fence that shoots lasers at you while you are inside of it. I've played a
whole lot of shooters lately, and this is the first instance of a vertical
shooter with so many angles of attack that I've reviewed. This style is
much more common in horizontal shooters.
If you play the fourth stage instead, you'll be treated to a mirror battle.
You'll fight the Tetra's sister ship, Penta. The Penta has Silverguns of
it's own, and they have variations on the attacks you have. This includes
the charged sword attack.
Stage 5 is the attack on the giant battleship. Your robonoid wants to get
some information from the E.D.A. headquarters, and you need to protect him.
This battleship actually reminds me of the giant battleship from the first
Thundercross game. The fight takes place between two arms that can open
and close, with the weak point in the middle. I obviously need a lot of

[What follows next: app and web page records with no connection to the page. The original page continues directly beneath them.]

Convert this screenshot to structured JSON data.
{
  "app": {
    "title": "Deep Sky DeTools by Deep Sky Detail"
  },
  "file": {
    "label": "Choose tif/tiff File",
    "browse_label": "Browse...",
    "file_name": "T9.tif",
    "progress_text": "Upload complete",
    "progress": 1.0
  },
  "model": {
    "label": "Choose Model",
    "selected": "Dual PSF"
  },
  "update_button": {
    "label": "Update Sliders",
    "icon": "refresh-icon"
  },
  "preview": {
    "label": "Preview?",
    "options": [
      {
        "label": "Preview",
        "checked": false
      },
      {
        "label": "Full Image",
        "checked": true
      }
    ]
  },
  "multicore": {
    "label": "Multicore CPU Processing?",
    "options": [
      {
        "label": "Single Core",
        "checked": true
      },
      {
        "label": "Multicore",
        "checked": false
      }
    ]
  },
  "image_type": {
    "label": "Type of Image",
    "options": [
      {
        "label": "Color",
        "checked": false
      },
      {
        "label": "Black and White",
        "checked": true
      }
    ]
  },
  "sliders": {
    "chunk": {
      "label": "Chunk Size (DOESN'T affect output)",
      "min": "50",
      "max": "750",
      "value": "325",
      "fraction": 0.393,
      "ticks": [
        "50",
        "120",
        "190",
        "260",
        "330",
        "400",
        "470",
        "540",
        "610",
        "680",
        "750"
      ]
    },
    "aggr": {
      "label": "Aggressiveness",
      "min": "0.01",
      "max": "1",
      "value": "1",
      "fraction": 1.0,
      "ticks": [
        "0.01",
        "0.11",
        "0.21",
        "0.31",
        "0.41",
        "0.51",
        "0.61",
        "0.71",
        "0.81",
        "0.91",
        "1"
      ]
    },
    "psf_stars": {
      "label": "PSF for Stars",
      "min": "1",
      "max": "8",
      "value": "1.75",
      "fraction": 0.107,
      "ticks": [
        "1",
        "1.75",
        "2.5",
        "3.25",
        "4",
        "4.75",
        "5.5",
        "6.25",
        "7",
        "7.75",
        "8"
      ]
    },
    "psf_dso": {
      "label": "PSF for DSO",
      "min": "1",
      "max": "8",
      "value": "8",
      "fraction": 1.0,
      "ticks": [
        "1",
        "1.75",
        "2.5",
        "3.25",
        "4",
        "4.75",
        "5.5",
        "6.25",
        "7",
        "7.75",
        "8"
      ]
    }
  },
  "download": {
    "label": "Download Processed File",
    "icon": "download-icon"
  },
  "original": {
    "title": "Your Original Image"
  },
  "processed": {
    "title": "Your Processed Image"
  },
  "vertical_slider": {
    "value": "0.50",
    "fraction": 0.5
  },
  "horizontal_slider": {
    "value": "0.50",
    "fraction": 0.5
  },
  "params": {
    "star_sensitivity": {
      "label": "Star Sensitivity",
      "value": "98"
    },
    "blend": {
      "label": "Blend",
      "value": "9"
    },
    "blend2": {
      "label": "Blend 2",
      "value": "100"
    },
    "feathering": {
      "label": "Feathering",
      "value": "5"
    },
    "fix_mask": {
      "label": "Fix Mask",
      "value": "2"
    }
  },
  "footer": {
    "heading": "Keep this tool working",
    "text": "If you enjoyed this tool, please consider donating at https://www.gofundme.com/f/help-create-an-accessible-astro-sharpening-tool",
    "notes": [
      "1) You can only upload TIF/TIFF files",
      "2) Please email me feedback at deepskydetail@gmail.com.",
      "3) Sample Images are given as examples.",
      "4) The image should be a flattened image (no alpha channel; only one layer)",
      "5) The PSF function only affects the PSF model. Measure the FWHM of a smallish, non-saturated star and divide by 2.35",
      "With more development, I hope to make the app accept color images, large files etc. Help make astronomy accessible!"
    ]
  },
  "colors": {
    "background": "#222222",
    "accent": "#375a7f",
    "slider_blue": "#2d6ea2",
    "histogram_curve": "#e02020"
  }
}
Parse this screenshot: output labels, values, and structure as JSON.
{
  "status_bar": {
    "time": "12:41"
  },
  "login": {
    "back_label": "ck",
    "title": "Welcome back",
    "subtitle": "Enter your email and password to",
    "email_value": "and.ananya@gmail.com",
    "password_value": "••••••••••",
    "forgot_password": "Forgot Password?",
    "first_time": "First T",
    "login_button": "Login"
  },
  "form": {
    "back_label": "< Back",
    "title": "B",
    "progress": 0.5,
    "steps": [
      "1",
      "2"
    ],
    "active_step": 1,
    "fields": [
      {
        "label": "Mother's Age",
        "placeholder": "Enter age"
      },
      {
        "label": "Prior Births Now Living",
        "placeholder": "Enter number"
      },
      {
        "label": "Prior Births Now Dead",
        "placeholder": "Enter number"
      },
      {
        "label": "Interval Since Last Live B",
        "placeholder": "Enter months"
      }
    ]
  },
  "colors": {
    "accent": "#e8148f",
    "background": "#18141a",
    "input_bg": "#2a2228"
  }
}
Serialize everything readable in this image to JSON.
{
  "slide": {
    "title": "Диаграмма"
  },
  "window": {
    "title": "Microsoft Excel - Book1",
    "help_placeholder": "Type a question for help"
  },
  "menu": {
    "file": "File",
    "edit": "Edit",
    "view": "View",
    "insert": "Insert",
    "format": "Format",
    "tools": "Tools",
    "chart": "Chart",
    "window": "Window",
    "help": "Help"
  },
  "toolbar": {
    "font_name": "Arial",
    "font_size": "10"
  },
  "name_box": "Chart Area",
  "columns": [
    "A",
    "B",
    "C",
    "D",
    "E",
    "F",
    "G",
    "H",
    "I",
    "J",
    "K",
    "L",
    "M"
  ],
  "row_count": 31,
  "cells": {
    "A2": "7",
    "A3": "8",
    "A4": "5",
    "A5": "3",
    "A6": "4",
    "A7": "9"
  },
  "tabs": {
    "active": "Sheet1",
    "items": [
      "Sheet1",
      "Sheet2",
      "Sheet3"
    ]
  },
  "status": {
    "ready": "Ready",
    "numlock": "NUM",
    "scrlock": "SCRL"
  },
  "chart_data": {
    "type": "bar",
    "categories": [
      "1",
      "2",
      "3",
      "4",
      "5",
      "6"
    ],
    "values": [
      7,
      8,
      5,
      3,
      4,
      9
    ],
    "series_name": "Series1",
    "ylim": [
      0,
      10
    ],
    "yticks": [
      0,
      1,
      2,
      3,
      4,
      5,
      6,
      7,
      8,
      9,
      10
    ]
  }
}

practice to beat this part, because my weapons were so underpowered that it
timed out on me with over half a life-bar left even though I spent every
life of every credit pumping shots into it. I didn't even get to see most
of the boss. If you do better than I did, you get to fight another
battleship after the first one. The Saturn has a cutscene here that is
The Stone-Like is supposed to be a sort of god. And for Stage 6, you fight
it's body. I've heard of RPGs letting you fight God, don't think I've seen
many other shmups do it. This is a type of Giant Battleship fight, as each
section is it's own little stage and has a new attack pattern. At one
point, Xiga will be chasing you, flying Superman-style while raining
crystals on you and firing lasers. And if all the cryptic hints for the
bosses before went over your head, the hints for Xiga are very clear.
Whether through timeout or victory, after Xiga goes down the Stone-Like
will drag you into the past. You now must dodge curtain fire for a minute.
You have no weapons. Have fun!
I don't think Radiant Silvergun is a perfect game. With so many weapons,
it can take a lot of playthroughs to find the best weapon for any given
situation. Building their power is extremely difficult if you don't know
the enemy patterns. For this review I didn't focus too much on scoring,
and ended up trying to fight Xiga with all my weapons around level 10. A
good player will have all of them at least level 30 by this time.
The Saturn port actually fixes this complaint, in a sense. It saves your
weapon level, which means on continuous playthroughs you can take down the
very first boss in moments with a fully-powered arsenal. The Saturn
version also has the cutscenes and dialog which are needed to make sense of
some parts. For instance, during the Gedo-0 fight everything goes to
wireframe. This is explained by being a recorded playback of the fight.
Otherwise, it's just a nifty way to show off what Treasure could do with
If Radiant Silvergun could be had for about $50 used, I'd recommend it. As
it stands, I just don't think it's worth the asking price. I really have a
hard time justifying spending $150 or more on a video game, but if I did
(and if it was for the Saturn) I'd get Battle Garegga over Radiant
Silvergun. MAME is OK for trying it, but MAME doesn't do polygons very
well and ST-V emulation is a bit choppy on this game, more than on Souky.
Thankfully, Treasure has finally heeded the requests of fans (and
Microsoft, perhaps) and the game is being ported to XBox 360. The released
trailer looks very good, and it seems the energy beams got an upgrade
graphically. In addition, the weapons now have experience bars and your
chain status is now visible. A secret Ikaruga-style is teased in the
trailer as well. Considering that a new Xbox 360 can be had for about the
price of a copy of Radiant Silvergun and a Japanese Saturn, this is the way
Many thanks to Silver Translations for making such a great story available
to shooter fans everywhere.